Knocking the pop on the head, post-heroin George bulked out, dropped the ringlets and androgyny and embraced rave culture full-on.
He became a successful DJ, ran a record label and seemed at peace. Despite kicking heroin, he continued to drink and take cocaine, and cultivated a rather bitchy personality, waging war on former friends, lovers and other pop stars.
An autobiography took the kiss and tell principle to a new low and people suddenly realised that maybe a cup of tea with George was not such a good idea.
Yet George could still write a classic pop song such as Bow Down Mister in 1991 and Why Go, a collaboration with Faithless, showed the blue-eyed soul singer at the top of his game.
If George has been absent from the charts and the radio for 15 years, he’s been beavering away on the underground scene earning the respect of his peers.
“There is life beyond the mainstream,” he says.
His new single, an excellent piece of enigmatic pop called Yes We Can, is a massive YouTube hit, although the song’s only getting a digital release in a week’s time.
“What’s happened over the last few years is that the power has been placed back in the hands of the artist.
“The old music industry is dead and radio is next. People just get their music from other channels now.
“I haven’t been on the radio for 15 years, yet people still know my music.
“Do you remember the 70s?” he asks me.
“That was so anarchic. You’d watch Top Of The Pops and there was such a range of stuff on there. Pop, punk, reggae, soul and all these other weird little singles.”
Boy George, 47 now, knows how to point the finger.
“It’s that Simon Cowell,” he says.
“Who made him the headmaster? I wouldn’t have had a career if it had been up to him.
“Can you imagine Bowie auditioning for the X Factor in his Ziggy gear? It would be a case of Simon saying: ‘Nice songs dear, but go away and change that costume.’”
George has just started out on a tour that sees him playing 28 gigs in 30 days in all corners of the British Isles. He pitches up at the Alexandra Theatre on October 11.
He’ll be playing hits from across his career and admits that he still loves singing Karma Chameleon.
It’s quite a gruelling tour, I suggest.
“It’s going to be great, I love having a packed schedule, if you have days off you lose momentum.
“The band’s great, we all get along well, which is essential when you’re couped up for a month in a bus.
“For me, it’s good to have the structure and touring the UK is always a fun experience.
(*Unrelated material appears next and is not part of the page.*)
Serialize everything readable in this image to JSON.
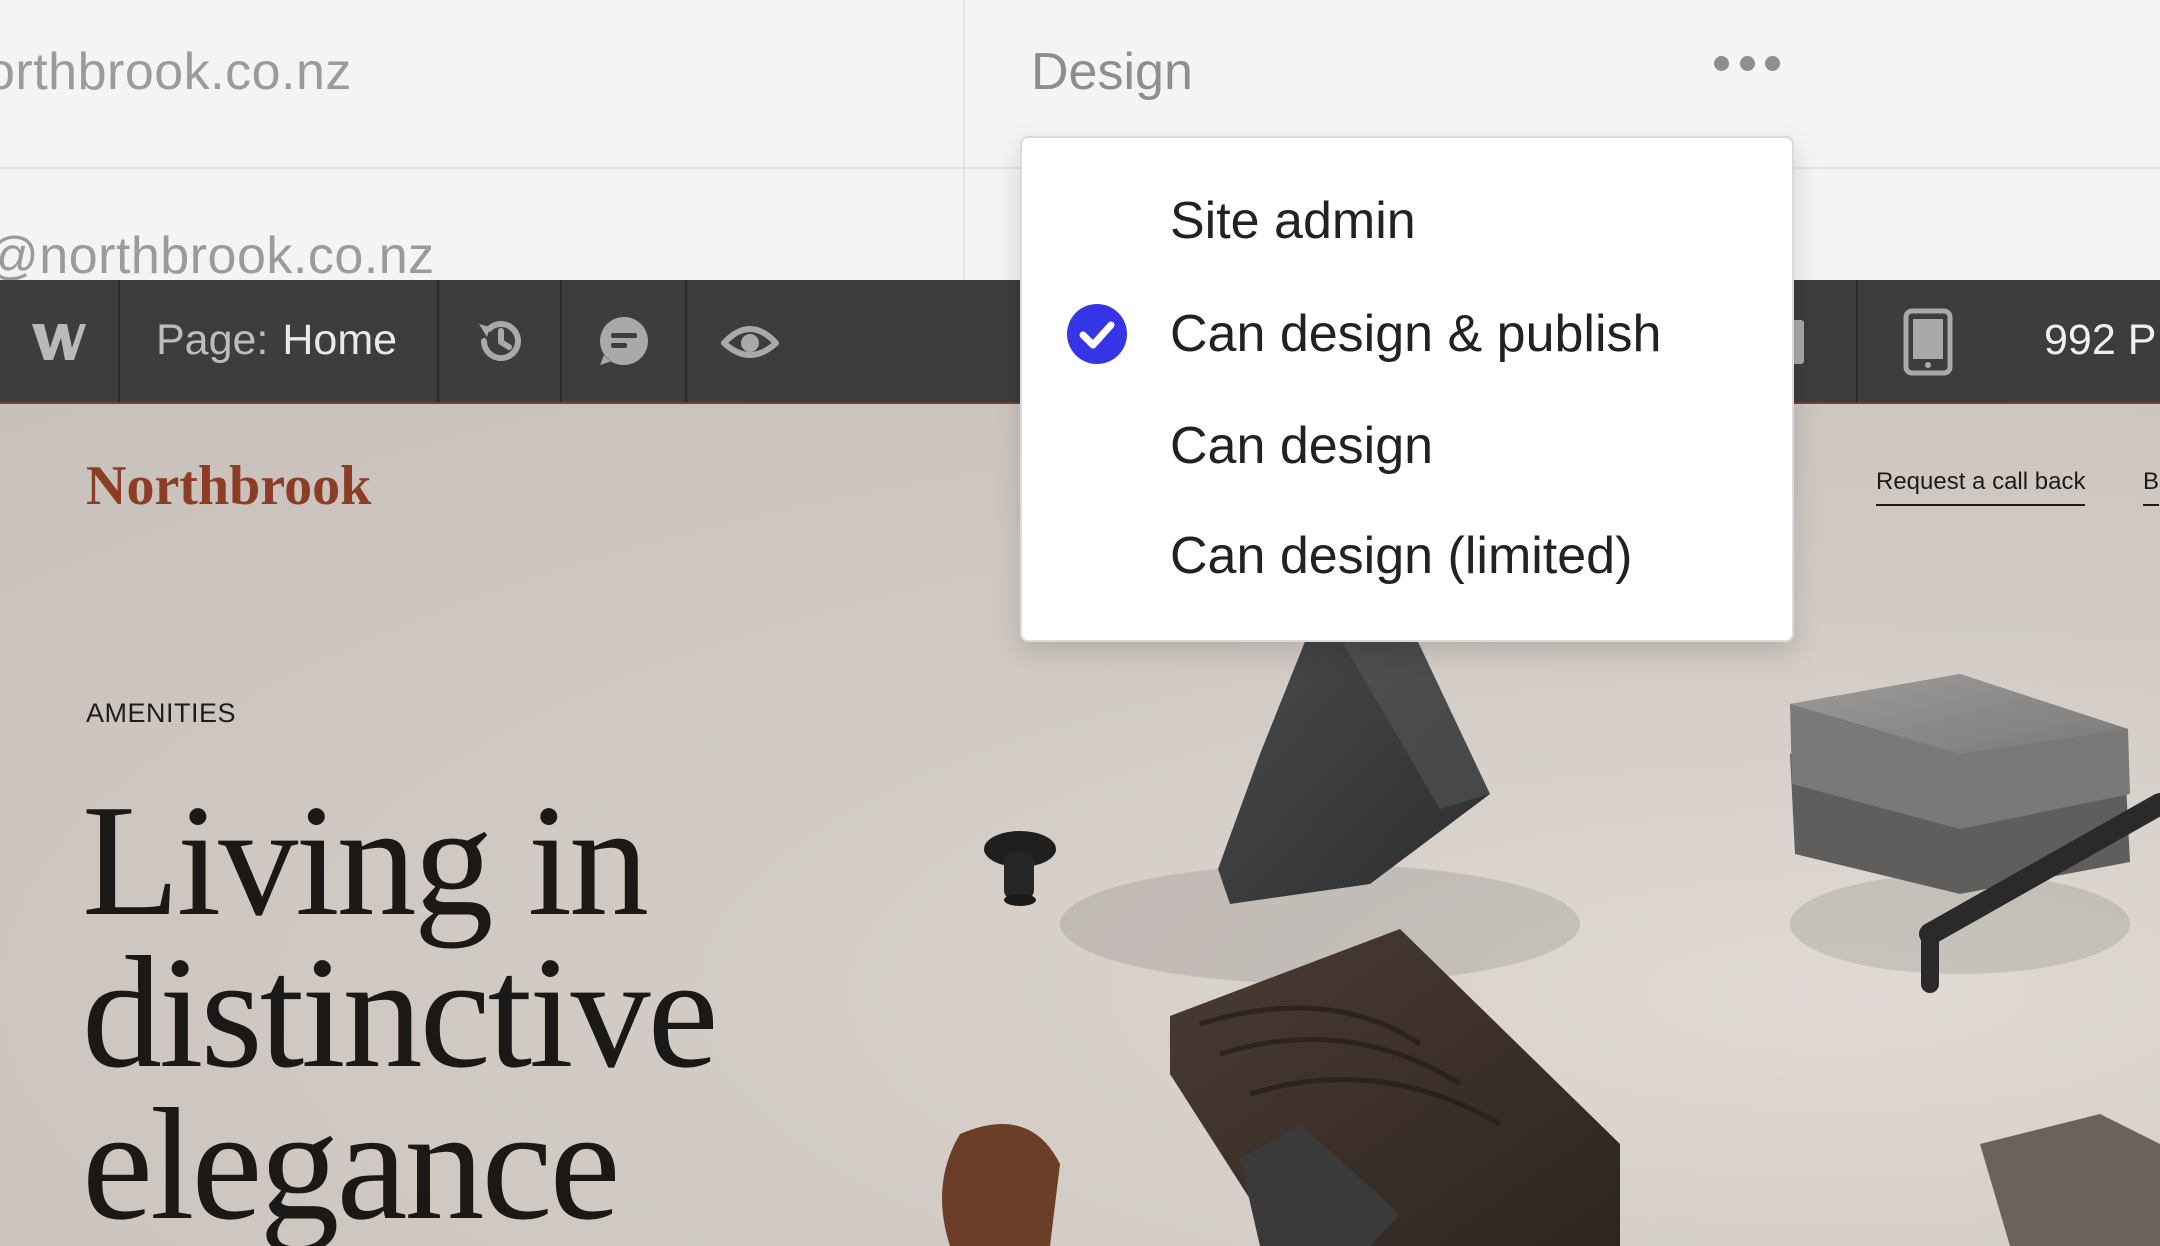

We’re all in it together.”
The single, Yes We Can, samples a speech from Barack Obama but it’s not a flag-waving exercise.
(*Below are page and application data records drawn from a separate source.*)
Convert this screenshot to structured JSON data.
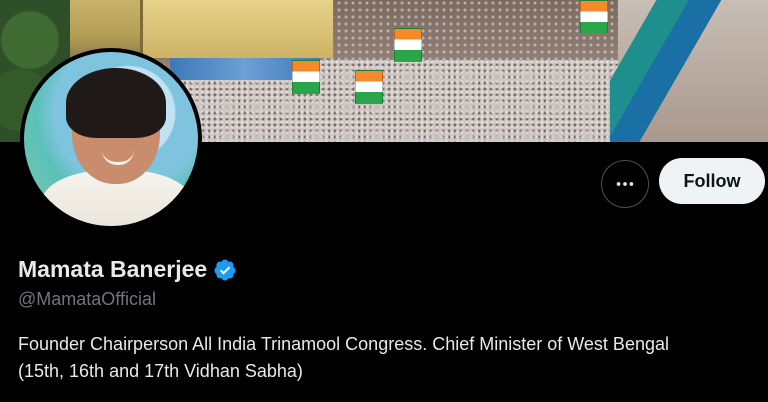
{
  "profile": {
    "display_name": "Mamata Banerjee",
    "handle": "@MamataOfficial",
    "bio_line_1": "Founder Chairperson All India Trinamool Congress. Chief Minister of West Bengal",
    "bio_line_2": "(15th, 16th and 17th Vidhan Sabha)",
    "verified": true
  },
  "actions": {
    "follow_label": "Follow",
    "more_icon": "more-horizontal-icon"
  },
  "icons": {
    "verified_icon": "verified-badge-icon"
  },
  "colors": {
    "background": "#000000",
    "text_primary": "#e7e9ea",
    "text_secondary": "#71767b",
    "follow_bg": "#eff3f4",
    "verified_blue": "#1d9bf0"
  }
}
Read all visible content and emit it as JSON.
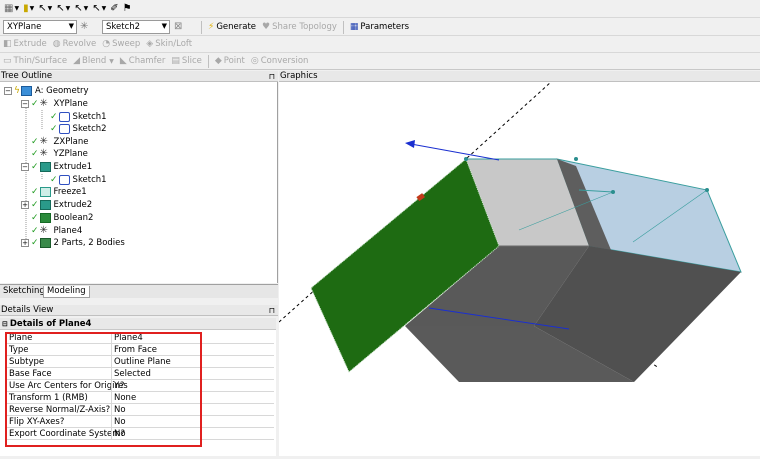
{
  "toolbar2": {
    "plane_combo": "XYPlane",
    "sketch_combo": "Sketch2",
    "generate": "Generate",
    "share_topology": "Share Topology",
    "parameters": "Parameters"
  },
  "toolbar3": {
    "extrude": "Extrude",
    "revolve": "Revolve",
    "sweep": "Sweep",
    "skin_loft": "Skin/Loft"
  },
  "toolbar4": {
    "thin_surface": "Thin/Surface",
    "blend": "Blend",
    "chamfer": "Chamfer",
    "slice": "Slice",
    "point": "Point",
    "conversion": "Conversion"
  },
  "panels": {
    "tree_outline": "Tree Outline",
    "graphics": "Graphics",
    "details_view": "Details View",
    "pin_icon": "pin-icon"
  },
  "tree": [
    {
      "label": "A: Geometry",
      "icon": "geometry-icon"
    },
    {
      "label": "XYPlane",
      "icon": "plane-axes-icon"
    },
    {
      "label": "Sketch1",
      "icon": "sketch-icon"
    },
    {
      "label": "Sketch2",
      "icon": "sketch-icon"
    },
    {
      "label": "ZXPlane",
      "icon": "plane-axes-icon"
    },
    {
      "label": "YZPlane",
      "icon": "plane-axes-icon"
    },
    {
      "label": "Extrude1",
      "icon": "extrude-icon"
    },
    {
      "label": "Sketch1",
      "icon": "sketch-icon"
    },
    {
      "label": "Freeze1",
      "icon": "freeze-icon"
    },
    {
      "label": "Extrude2",
      "icon": "extrude-icon"
    },
    {
      "label": "Boolean2",
      "icon": "boolean-icon"
    },
    {
      "label": "Plane4",
      "icon": "plane-axes-icon"
    },
    {
      "label": "2 Parts, 2 Bodies",
      "icon": "parts-icon"
    }
  ],
  "tabs": {
    "sketching": "Sketching",
    "modeling": "Modeling"
  },
  "details": {
    "header": "Details of Plane4",
    "rows": [
      {
        "key": "Plane",
        "value": "Plane4"
      },
      {
        "key": "Type",
        "value": "From Face"
      },
      {
        "key": "Subtype",
        "value": "Outline Plane"
      },
      {
        "key": "Base Face",
        "value": "Selected"
      },
      {
        "key": "Use Arc Centers for Origin?",
        "value": "Yes"
      },
      {
        "key": "Transform 1 (RMB)",
        "value": "None"
      },
      {
        "key": "Reverse Normal/Z-Axis?",
        "value": "No"
      },
      {
        "key": "Flip XY-Axes?",
        "value": "No"
      },
      {
        "key": "Export Coordinate System?",
        "value": "No"
      }
    ]
  },
  "colors": {
    "selected_face": "#1e6b12",
    "highlight_box": "#e0201f",
    "axis_blue": "#1a2fd0"
  }
}
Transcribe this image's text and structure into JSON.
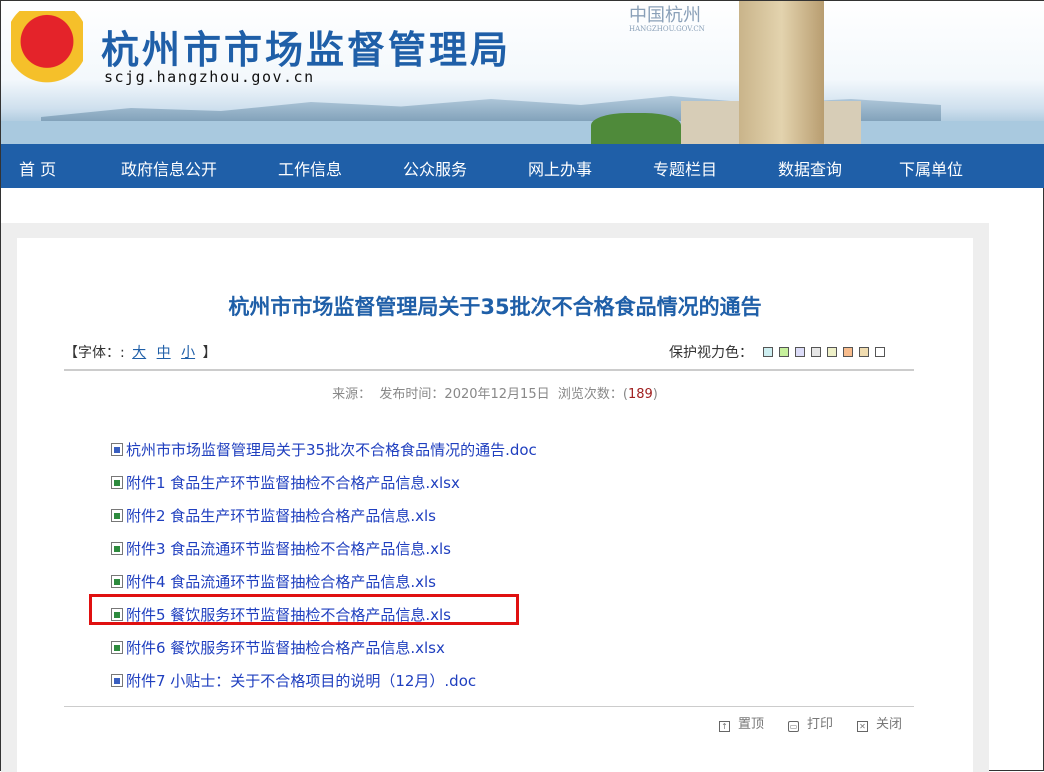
{
  "header": {
    "title": "杭州市市场监督管理局",
    "url": "scjg.hangzhou.gov.cn",
    "partner_logo": "中国杭州",
    "partner_url": "HANGZHOU.GOV.CN"
  },
  "nav": [
    "首 页",
    "政府信息公开",
    "工作信息",
    "公众服务",
    "网上办事",
    "专题栏目",
    "数据查询",
    "下属单位"
  ],
  "article": {
    "title": "杭州市市场监督管理局关于35批次不合格食品情况的通告",
    "font_label_open": "【字体：:",
    "font_sizes": [
      "大",
      "中",
      "小"
    ],
    "font_label_close": "】",
    "eye_label": "保护视力色：",
    "eye_colors": [
      "#cdeef0",
      "#c6f09c",
      "#dcdcf8",
      "#e6e6e6",
      "#eef0c8",
      "#f8bc8c",
      "#f0dcb0",
      "#ffffff"
    ],
    "meta_prefix": "来源：  发布时间：2020年12月15日  浏览次数：(",
    "views": "189",
    "meta_suffix": ")",
    "files": [
      {
        "name": "杭州市市场监督管理局关于35批次不合格食品情况的通告.doc",
        "type": "doc"
      },
      {
        "name": "附件1 食品生产环节监督抽检不合格产品信息.xlsx",
        "type": "xls"
      },
      {
        "name": "附件2 食品生产环节监督抽检合格产品信息.xls",
        "type": "xls"
      },
      {
        "name": "附件3 食品流通环节监督抽检不合格产品信息.xls",
        "type": "xls"
      },
      {
        "name": "附件4 食品流通环节监督抽检合格产品信息.xls",
        "type": "xls"
      },
      {
        "name": "附件5 餐饮服务环节监督抽检不合格产品信息.xls",
        "type": "xls"
      },
      {
        "name": "附件6 餐饮服务环节监督抽检合格产品信息.xlsx",
        "type": "xls"
      },
      {
        "name": "附件7 小贴士：关于不合格项目的说明（12月）.doc",
        "type": "doc"
      }
    ],
    "tools": {
      "top": "置顶",
      "print": "打印",
      "close": "关闭"
    }
  }
}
“It’s actually one of George’s more personal songs in which he describes his idea of heaven, surrounded by strong, usually gay and often dead, singers from down the years.
The video on YouTube makes explicit what the words only hint at. It’s also got a cracking chorus.
“There are several gay suffragettes that remain iconic for me. They were ahead of their time and never made it in the mainstream. The song is for people like Divine and Klaus Nomi who are no longer with us, but they’re in my heaven.”
The Obama hook refers to self-determination and George greatly admires him.
“It sometimes feels that there’s a greater will for him to be president here than in the States. He’s so much greater than the alternative.
“Mind you, I’m not falling for Cameron,” he says with that famous chuckle.
“I will always vote Labour. I feel sorry for Gordon Brown as he’s getting the blame for the current credit crunch and financial turmoil.
“It’s everybody’s fault. We’re all greedy and were happy to take advantage during the good times.
“Brown’s message is optimistic, he’s intelligent and calm. I trust him.
“We have such short memories. People forget how bad life was under the Tories.
“In politics, just like pop, you get what you deserve.”
* Boy George plays the Alexandra Theatre, Birmingham, on October 11. Box Office: 0844 847 2388
We have ten copies of George’s single Yes We Can to give away. These are an instant collector’s item, featuring several mixes and will never be available in the shops as the song will only be available for download. To win one, send an email with your address to email@example.com with the subject “boy george’. We’ll pop one in an envelope to the first ten entries received.